→ GOAL OF THE EXERCISE
Below are some records; return each one exactly.

[DATA EXTRACTS — start]

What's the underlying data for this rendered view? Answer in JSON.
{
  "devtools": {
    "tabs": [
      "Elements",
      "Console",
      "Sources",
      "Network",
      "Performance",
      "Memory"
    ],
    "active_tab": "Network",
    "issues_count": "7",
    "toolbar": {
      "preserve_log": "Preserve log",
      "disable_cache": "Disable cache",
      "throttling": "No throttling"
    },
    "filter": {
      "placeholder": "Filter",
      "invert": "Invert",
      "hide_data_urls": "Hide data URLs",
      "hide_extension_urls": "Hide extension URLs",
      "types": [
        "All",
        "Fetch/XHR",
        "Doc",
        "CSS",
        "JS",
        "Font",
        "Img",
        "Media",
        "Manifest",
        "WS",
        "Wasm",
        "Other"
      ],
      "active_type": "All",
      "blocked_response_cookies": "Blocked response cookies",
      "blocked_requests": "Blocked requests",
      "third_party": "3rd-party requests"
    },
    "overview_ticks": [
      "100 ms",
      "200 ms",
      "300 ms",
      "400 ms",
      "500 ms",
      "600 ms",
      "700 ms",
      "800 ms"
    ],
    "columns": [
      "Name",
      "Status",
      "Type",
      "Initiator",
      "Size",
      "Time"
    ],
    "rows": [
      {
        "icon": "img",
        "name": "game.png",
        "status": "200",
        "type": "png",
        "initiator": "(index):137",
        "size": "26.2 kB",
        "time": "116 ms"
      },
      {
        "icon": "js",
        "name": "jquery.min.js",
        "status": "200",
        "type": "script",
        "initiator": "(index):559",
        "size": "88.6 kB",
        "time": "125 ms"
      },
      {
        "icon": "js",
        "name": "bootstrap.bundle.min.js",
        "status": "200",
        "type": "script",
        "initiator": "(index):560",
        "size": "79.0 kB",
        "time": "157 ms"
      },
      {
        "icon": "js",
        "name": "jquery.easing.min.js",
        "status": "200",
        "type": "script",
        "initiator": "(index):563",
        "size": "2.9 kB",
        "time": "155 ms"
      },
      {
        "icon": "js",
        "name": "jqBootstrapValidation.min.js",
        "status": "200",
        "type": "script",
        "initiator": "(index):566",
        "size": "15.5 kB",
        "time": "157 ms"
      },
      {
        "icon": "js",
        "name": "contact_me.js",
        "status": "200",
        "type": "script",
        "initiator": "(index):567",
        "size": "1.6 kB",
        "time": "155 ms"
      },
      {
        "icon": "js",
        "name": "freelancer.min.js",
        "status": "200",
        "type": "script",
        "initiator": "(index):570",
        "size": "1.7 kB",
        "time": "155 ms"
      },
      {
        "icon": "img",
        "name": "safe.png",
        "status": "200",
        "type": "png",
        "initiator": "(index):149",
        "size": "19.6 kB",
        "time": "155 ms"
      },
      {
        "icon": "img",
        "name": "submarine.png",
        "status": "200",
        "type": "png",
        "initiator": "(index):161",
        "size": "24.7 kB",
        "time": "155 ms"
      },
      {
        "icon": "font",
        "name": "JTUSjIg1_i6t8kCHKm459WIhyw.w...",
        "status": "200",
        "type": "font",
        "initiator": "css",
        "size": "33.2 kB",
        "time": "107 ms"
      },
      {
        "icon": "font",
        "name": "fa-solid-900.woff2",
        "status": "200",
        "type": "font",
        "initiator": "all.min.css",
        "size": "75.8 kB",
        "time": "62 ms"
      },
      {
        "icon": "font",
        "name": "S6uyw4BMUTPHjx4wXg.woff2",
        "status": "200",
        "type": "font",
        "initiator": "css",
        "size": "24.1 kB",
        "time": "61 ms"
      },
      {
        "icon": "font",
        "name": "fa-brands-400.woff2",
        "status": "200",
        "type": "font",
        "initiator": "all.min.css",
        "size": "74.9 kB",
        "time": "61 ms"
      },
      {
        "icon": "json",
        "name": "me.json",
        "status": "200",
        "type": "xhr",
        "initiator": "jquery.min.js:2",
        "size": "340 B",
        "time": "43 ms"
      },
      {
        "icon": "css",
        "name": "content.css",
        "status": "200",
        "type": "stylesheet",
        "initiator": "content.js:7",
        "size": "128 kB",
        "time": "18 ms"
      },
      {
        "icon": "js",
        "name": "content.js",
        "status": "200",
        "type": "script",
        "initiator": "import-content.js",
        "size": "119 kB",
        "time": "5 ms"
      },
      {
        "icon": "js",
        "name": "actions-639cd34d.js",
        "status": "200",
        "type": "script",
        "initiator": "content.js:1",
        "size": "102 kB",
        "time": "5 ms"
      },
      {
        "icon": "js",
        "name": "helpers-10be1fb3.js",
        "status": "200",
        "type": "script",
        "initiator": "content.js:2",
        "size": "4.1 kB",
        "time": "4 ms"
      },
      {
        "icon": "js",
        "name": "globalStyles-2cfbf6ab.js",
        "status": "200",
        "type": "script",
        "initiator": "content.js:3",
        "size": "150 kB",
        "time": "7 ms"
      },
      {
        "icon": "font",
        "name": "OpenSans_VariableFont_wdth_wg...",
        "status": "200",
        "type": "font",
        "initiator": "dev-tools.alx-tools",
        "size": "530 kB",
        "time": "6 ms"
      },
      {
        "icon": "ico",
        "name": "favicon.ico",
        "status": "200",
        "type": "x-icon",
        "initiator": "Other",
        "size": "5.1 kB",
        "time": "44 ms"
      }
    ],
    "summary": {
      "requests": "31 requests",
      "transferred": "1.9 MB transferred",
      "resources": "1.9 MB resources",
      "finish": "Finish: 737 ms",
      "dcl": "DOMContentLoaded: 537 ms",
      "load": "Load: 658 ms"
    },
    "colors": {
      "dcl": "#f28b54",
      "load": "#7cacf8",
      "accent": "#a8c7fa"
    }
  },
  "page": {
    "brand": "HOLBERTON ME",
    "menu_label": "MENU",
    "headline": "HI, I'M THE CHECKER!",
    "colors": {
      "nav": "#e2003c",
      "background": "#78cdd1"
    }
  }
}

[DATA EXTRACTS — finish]

→ OUTPUT
What's the underlying data for this rendered view? Answer in JSON.
{
  "devtools": {
    "tabs": [
      "Elements",
      "Console",
      "Sources",
      "Network",
      "Performance",
      "Memory"
    ],
    "active_tab": "Network",
    "issues_count": "7",
    "toolbar": {
      "preserve_log": "Preserve log",
      "disable_cache": "Disable cache",
      "throttling": "No throttling"
    },
    "filter": {
      "placeholder": "Filter",
      "invert": "Invert",
      "hide_data_urls": "Hide data URLs",
      "hide_extension_urls": "Hide extension URLs",
      "types": [
        "All",
        "Fetch/XHR",
        "Doc",
        "CSS",
        "JS",
        "Font",
        "Img",
        "Media",
        "Manifest",
        "WS",
        "Wasm",
        "Other"
      ],
      "active_type": "All",
      "blocked_response_cookies": "Blocked response cookies",
      "blocked_requests": "Blocked requests",
      "third_party": "3rd-party requests"
    },
    "overview_ticks": [
      "100 ms",
      "200 ms",
      "300 ms",
      "400 ms",
      "500 ms",
      "600 ms",
      "700 ms",
      "800 ms"
    ],
    "columns": [
      "Name",
      "Status",
      "Type",
      "Initiator",
      "Size",
      "Time"
    ],
    "rows": [
      {
        "icon": "img",
        "name": "game.png",
        "status": "200",
        "type": "png",
        "initiator": "(index):137",
        "size": "26.2 kB",
        "time": "116 ms"
      },
      {
        "icon": "js",
        "name": "jquery.min.js",
        "status": "200",
        "type": "script",
        "initiator": "(index):559",
        "size": "88.6 kB",
        "time": "125 ms"
      },
      {
        "icon": "js",
        "name": "bootstrap.bundle.min.js",
        "status": "200",
        "type": "script",
        "initiator": "(index):560",
        "size": "79.0 kB",
        "time": "157 ms"
      },
      {
        "icon": "js",
        "name": "jquery.easing.min.js",
        "status": "200",
        "type": "script",
        "initiator": "(index):563",
        "size": "2.9 kB",
        "time": "155 ms"
      },
      {
        "icon": "js",
        "name": "jqBootstrapValidation.min.js",
        "status": "200",
        "type": "script",
        "initiator": "(index):566",
        "size": "15.5 kB",
        "time": "157 ms"
      },
      {
        "icon": "js",
        "name": "contact_me.js",
        "status": "200",
        "type": "script",
        "initiator": "(index):567",
        "size": "1.6 kB",
        "time": "155 ms"
      },
      {
        "icon": "js",
        "name": "freelancer.min.js",
        "status": "200",
        "type": "script",
        "initiator": "(index):570",
        "size": "1.7 kB",
        "time": "155 ms"
      },
      {
        "icon": "img",
        "name": "safe.png",
        "status": "200",
        "type": "png",
        "initiator": "(index):149",
        "size": "19.6 kB",
        "time": "155 ms"
      },
      {
        "icon": "img",
        "name": "submarine.png",
        "status": "200",
        "type": "png",
        "initiator": "(index):161",
        "size": "24.7 kB",
        "time": "155 ms"
      },
      {
        "icon": "font",
        "name": "JTUSjIg1_i6t8kCHKm459WIhyw.w...",
        "status": "200",
        "type": "font",
        "initiator": "css",
        "size": "33.2 kB",
        "time": "107 ms"
      },
      {
        "icon": "font",
        "name": "fa-solid-900.woff2",
        "status": "200",
        "type": "font",
        "initiator": "all.min.css",
        "size": "75.8 kB",
        "time": "62 ms"
      },
      {
        "icon": "font",
        "name": "S6uyw4BMUTPHjx4wXg.woff2",
        "status": "200",
        "type": "font",
        "initiator": "css",
        "size": "24.1 kB",
        "time": "61 ms"
      },
      {
        "icon": "font",
        "name": "fa-brands-400.woff2",
        "status": "200",
        "type": "font",
        "initiator": "all.min.css",
        "size": "74.9 kB",
        "time": "61 ms"
      },
      {
        "icon": "json",
        "name": "me.json",
        "status": "200",
        "type": "xhr",
        "initiator": "jquery.min.js:2",
        "size": "340 B",
        "time": "43 ms"
      },
      {
        "icon": "css",
        "name": "content.css",
        "status": "200",
        "type": "stylesheet",
        "initiator": "content.js:7",
        "size": "128 kB",
        "time": "18 ms"
      },
      {
        "icon": "js",
        "name": "content.js",
        "status": "200",
        "type": "script",
        "initiator": "import-content.js",
        "size": "119 kB",
        "time": "5 ms"
      },
      {
        "icon": "js",
        "name": "actions-639cd34d.js",
        "status": "200",
        "type": "script",
        "initiator": "content.js:1",
        "size": "102 kB",
        "time": "5 ms"
      },
      {
        "icon": "js",
        "name": "helpers-10be1fb3.js",
        "status": "200",
        "type": "script",
        "initiator": "content.js:2",
        "size": "4.1 kB",
        "time": "4 ms"
      },
      {
        "icon": "js",
        "name": "globalStyles-2cfbf6ab.js",
        "status": "200",
        "type": "script",
        "initiator": "content.js:3",
        "size": "150 kB",
        "time": "7 ms"
      },
      {
        "icon": "font",
        "name": "OpenSans_VariableFont_wdth_wg...",
        "status": "200",
        "type": "font",
        "initiator": "dev-tools.alx-tools",
        "size": "530 kB",
        "time": "6 ms"
      },
      {
        "icon": "ico",
        "name": "favicon.ico",
        "status": "200",
        "type": "x-icon",
        "initiator": "Other",
        "size": "5.1 kB",
        "time": "44 ms"
      }
    ],
    "summary": {
      "requests": "31 requests",
      "transferred": "1.9 MB transferred",
      "resources": "1.9 MB resources",
      "finish": "Finish: 737 ms",
      "dcl": "DOMContentLoaded: 537 ms",
      "load": "Load: 658 ms"
    },
    "colors": {
      "dcl": "#f28b54",
      "load": "#7cacf8",
      "accent": "#a8c7fa"
    }
  },
  "page": {
    "brand": "HOLBERTON ME",
    "menu_label": "MENU",
    "headline": "HI, I'M THE CHECKER!",
    "colors": {
      "nav": "#e2003c",
      "background": "#78cdd1"
    }
  }
}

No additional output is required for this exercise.